§ REQUIREMENT:
Search the entries below for "기계학습". Report each line where it occurs.

§ DATASET RECORDS:
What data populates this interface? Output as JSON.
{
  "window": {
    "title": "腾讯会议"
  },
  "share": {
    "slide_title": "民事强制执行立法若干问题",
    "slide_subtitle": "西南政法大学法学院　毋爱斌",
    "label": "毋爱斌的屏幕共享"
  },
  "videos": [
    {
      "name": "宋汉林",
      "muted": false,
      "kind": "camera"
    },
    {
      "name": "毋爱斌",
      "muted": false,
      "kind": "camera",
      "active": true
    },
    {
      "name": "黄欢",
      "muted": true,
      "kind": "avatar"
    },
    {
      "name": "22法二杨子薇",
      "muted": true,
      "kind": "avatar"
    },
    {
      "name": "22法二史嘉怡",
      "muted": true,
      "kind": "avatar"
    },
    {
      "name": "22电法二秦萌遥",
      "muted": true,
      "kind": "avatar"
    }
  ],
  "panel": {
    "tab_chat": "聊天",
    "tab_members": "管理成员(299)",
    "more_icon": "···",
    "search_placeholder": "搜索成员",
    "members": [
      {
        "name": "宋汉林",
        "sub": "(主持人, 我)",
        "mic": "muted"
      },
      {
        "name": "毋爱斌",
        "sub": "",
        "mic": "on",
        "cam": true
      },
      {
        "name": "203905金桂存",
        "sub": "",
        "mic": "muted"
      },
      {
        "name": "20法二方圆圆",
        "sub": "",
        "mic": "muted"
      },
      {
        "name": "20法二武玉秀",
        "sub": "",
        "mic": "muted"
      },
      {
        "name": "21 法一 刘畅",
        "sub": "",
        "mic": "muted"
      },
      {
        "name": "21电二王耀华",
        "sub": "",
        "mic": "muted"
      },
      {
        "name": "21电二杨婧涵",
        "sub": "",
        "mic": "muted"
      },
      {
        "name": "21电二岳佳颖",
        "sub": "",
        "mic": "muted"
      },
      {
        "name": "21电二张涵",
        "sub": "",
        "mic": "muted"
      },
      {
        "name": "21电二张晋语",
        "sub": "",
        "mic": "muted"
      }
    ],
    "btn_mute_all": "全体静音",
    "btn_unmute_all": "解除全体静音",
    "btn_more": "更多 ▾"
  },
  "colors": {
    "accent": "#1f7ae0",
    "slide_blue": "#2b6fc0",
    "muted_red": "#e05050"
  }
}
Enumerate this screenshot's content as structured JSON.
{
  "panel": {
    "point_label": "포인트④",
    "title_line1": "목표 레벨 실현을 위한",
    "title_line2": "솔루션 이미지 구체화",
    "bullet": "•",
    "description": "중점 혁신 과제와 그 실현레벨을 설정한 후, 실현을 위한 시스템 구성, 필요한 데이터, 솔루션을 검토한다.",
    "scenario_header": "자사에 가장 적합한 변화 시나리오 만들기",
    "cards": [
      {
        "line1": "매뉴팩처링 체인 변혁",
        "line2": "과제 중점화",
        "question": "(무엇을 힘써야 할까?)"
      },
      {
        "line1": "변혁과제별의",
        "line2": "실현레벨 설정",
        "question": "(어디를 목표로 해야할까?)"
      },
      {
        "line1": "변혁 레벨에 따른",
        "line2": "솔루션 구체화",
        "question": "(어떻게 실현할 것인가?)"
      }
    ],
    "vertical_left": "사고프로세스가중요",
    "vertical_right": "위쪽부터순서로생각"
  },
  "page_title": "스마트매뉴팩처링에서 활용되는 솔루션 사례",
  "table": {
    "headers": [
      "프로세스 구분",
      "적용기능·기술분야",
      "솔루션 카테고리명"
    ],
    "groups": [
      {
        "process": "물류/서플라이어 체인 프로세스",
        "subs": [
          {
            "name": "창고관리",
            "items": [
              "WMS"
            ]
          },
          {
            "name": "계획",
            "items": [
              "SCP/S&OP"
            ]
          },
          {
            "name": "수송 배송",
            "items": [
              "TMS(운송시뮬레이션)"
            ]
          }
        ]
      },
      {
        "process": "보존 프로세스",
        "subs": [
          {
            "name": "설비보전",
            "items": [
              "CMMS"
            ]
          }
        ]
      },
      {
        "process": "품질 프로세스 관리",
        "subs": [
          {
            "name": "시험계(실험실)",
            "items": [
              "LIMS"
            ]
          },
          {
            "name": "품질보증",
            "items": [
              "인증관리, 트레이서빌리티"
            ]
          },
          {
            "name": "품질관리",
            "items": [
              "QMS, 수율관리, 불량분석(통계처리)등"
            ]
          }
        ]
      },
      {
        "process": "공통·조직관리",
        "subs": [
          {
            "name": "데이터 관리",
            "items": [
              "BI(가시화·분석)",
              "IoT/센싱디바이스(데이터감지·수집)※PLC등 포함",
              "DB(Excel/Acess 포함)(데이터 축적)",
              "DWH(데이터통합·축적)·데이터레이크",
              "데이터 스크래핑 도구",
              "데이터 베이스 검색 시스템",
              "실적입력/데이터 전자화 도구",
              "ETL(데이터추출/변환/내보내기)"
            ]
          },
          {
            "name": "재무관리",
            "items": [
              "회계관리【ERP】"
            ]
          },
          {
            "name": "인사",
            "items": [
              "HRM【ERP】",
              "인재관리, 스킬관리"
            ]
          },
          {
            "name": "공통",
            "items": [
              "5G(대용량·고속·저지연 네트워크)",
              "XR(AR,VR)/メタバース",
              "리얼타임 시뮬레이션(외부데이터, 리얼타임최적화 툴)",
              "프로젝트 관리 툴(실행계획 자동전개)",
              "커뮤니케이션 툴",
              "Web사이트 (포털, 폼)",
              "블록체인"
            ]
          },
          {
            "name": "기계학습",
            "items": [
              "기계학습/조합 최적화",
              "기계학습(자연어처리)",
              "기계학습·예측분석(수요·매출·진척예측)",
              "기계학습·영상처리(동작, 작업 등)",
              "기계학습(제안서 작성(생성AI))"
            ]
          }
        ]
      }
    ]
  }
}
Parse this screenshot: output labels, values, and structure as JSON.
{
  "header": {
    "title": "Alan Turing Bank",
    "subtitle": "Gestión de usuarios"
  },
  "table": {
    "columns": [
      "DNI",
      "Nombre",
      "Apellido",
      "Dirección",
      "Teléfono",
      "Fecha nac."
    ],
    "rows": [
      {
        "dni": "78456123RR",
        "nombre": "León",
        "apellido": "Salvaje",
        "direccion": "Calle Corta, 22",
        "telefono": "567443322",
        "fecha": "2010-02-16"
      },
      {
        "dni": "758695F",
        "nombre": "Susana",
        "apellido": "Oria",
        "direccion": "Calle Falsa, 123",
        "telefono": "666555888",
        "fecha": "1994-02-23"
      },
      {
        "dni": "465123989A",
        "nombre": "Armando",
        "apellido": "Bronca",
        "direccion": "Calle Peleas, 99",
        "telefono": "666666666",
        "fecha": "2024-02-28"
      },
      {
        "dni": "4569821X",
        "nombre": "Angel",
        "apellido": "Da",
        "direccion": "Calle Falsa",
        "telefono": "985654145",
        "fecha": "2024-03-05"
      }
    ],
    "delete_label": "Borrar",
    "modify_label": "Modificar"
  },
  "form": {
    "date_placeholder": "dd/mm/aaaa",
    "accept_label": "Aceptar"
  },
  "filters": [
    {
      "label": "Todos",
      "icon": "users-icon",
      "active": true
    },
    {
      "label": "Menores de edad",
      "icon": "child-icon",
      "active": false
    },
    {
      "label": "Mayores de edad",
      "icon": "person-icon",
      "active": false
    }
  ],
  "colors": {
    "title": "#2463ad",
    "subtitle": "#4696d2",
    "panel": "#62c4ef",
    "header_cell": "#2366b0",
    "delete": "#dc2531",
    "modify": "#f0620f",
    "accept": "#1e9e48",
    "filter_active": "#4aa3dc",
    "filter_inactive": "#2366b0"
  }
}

§ TASK SOLUTION:
            "name": "기계학습",
              "기계학습/조합 최적화",
              "기계학습(자연어처리)",
              "기계학습·예측분석(수요·매출·진척예측)",
              "기계학습·영상처리(동작, 작업 등)",
              "기계학습(제안서 작성(생성AI))"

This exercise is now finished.